**EXCERPTED RECORDS**
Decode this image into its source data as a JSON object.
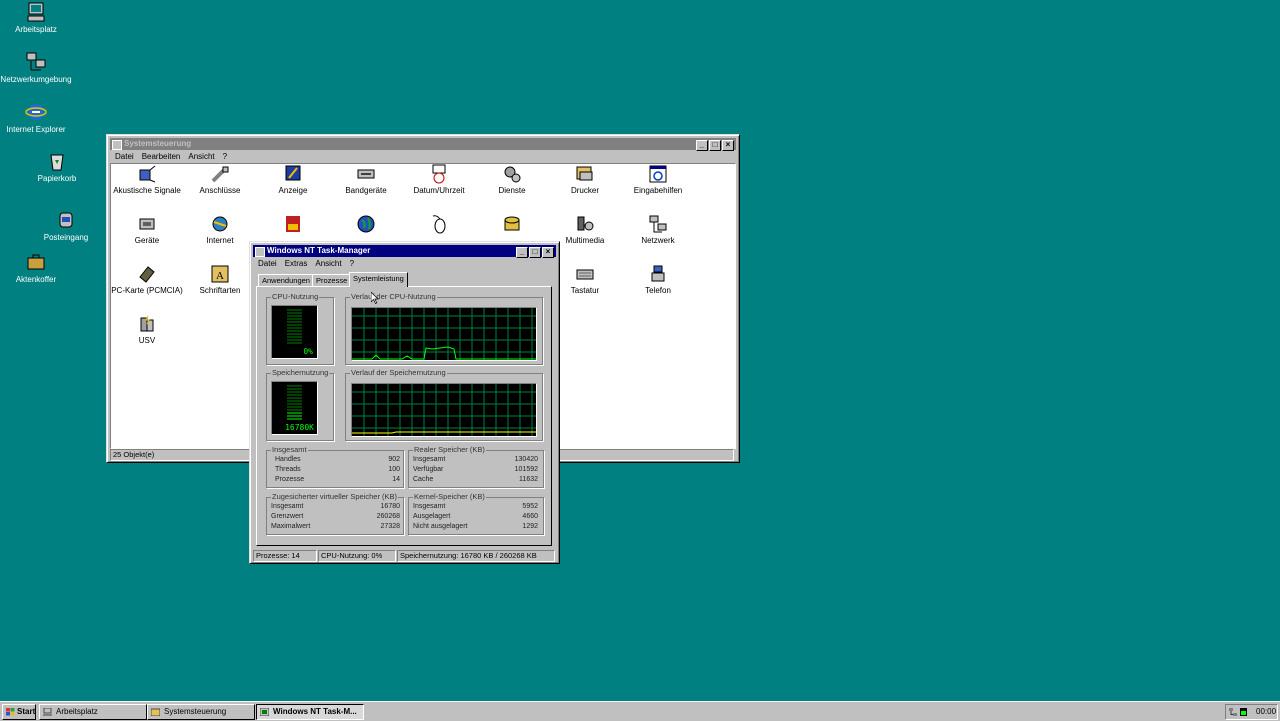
{
  "desktop": {
    "icons": [
      {
        "label": "Arbeitsplatz",
        "icon": "my-computer-icon"
      },
      {
        "label": "Netzwerkumgebung",
        "icon": "network-neighborhood-icon"
      },
      {
        "label": "Internet Explorer",
        "icon": "internet-explorer-icon"
      },
      {
        "label": "Papierkorb",
        "icon": "recycle-bin-icon"
      },
      {
        "label": "Posteingang",
        "icon": "inbox-icon"
      },
      {
        "label": "Aktenkoffer",
        "icon": "briefcase-icon"
      }
    ]
  },
  "control_panel": {
    "title": "Systemsteuerung",
    "menu": [
      "Datei",
      "Bearbeiten",
      "Ansicht",
      "?"
    ],
    "items": [
      {
        "label": "Akustische Signale",
        "icon": "sounds-icon"
      },
      {
        "label": "Anschlüsse",
        "icon": "ports-icon"
      },
      {
        "label": "Anzeige",
        "icon": "display-icon"
      },
      {
        "label": "Bandgeräte",
        "icon": "tape-devices-icon"
      },
      {
        "label": "Datum/Uhrzeit",
        "icon": "date-time-icon"
      },
      {
        "label": "Dienste",
        "icon": "services-icon"
      },
      {
        "label": "Drucker",
        "icon": "printers-icon"
      },
      {
        "label": "Eingabehilfen",
        "icon": "accessibility-icon"
      },
      {
        "label": "Geräte",
        "icon": "devices-icon"
      },
      {
        "label": "Internet",
        "icon": "internet-icon"
      },
      {
        "label": "",
        "icon": "msdtc-icon"
      },
      {
        "label": "",
        "icon": "globe-icon"
      },
      {
        "label": "",
        "icon": "mouse-icon"
      },
      {
        "label": "",
        "icon": "modem-icon"
      },
      {
        "label": "Multimedia",
        "icon": "multimedia-icon"
      },
      {
        "label": "Netzwerk",
        "icon": "network-icon"
      },
      {
        "label": "PC-Karte (PCMCIA)",
        "icon": "pc-card-icon"
      },
      {
        "label": "Schriftarten",
        "icon": "fonts-icon"
      },
      {
        "label": "Tastatur",
        "icon": "keyboard-icon"
      },
      {
        "label": "Telefon",
        "icon": "telephone-icon"
      },
      {
        "label": "USV",
        "icon": "ups-icon"
      }
    ],
    "status": "25 Objekt(e)"
  },
  "task_manager": {
    "title": "Windows NT Task-Manager",
    "menu": [
      "Datei",
      "Extras",
      "Ansicht",
      "?"
    ],
    "tabs": [
      "Anwendungen",
      "Prozesse",
      "Systemleistung"
    ],
    "active_tab": "Systemleistung",
    "cpu_usage_label": "CPU-Nutzung",
    "cpu_usage_value": "0%",
    "cpu_history_label": "Verlauf der CPU-Nutzung",
    "mem_usage_label": "Speichernutzung",
    "mem_usage_value": "16780K",
    "mem_history_label": "Verlauf der Speichernutzung",
    "totals": {
      "label": "Insgesamt",
      "rows": [
        {
          "label": "Handles",
          "value": "902"
        },
        {
          "label": "Threads",
          "value": "100"
        },
        {
          "label": "Prozesse",
          "value": "14"
        }
      ]
    },
    "physical": {
      "label": "Realer Speicher (KB)",
      "rows": [
        {
          "label": "Insgesamt",
          "value": "130420"
        },
        {
          "label": "Verfügbar",
          "value": "101592"
        },
        {
          "label": "Cache",
          "value": "11632"
        }
      ]
    },
    "commit": {
      "label": "Zugesicherter virtueller Speicher (KB)",
      "rows": [
        {
          "label": "Insgesamt",
          "value": "16780"
        },
        {
          "label": "Grenzwert",
          "value": "260268"
        },
        {
          "label": "Maximalwert",
          "value": "27328"
        }
      ]
    },
    "kernel": {
      "label": "Kernel-Speicher (KB)",
      "rows": [
        {
          "label": "Insgesamt",
          "value": "5952"
        },
        {
          "label": "Ausgelagert",
          "value": "4660"
        },
        {
          "label": "Nicht ausgelagert",
          "value": "1292"
        }
      ]
    },
    "status": [
      "Prozesse: 14",
      "CPU-Nutzung: 0%",
      "Speichernutzung: 16780 KB / 260268 KB"
    ]
  },
  "taskbar": {
    "start": "Start",
    "buttons": [
      "Arbeitsplatz",
      "Systemsteuerung",
      "Windows NT Task-M..."
    ],
    "active": "Windows NT Task-M...",
    "clock": "00:00"
  }
}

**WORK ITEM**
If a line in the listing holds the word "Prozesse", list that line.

**RESULT OF THIS TASK**
      "Prozesse",
          "label": "Prozesse",
      "Prozesse: 14",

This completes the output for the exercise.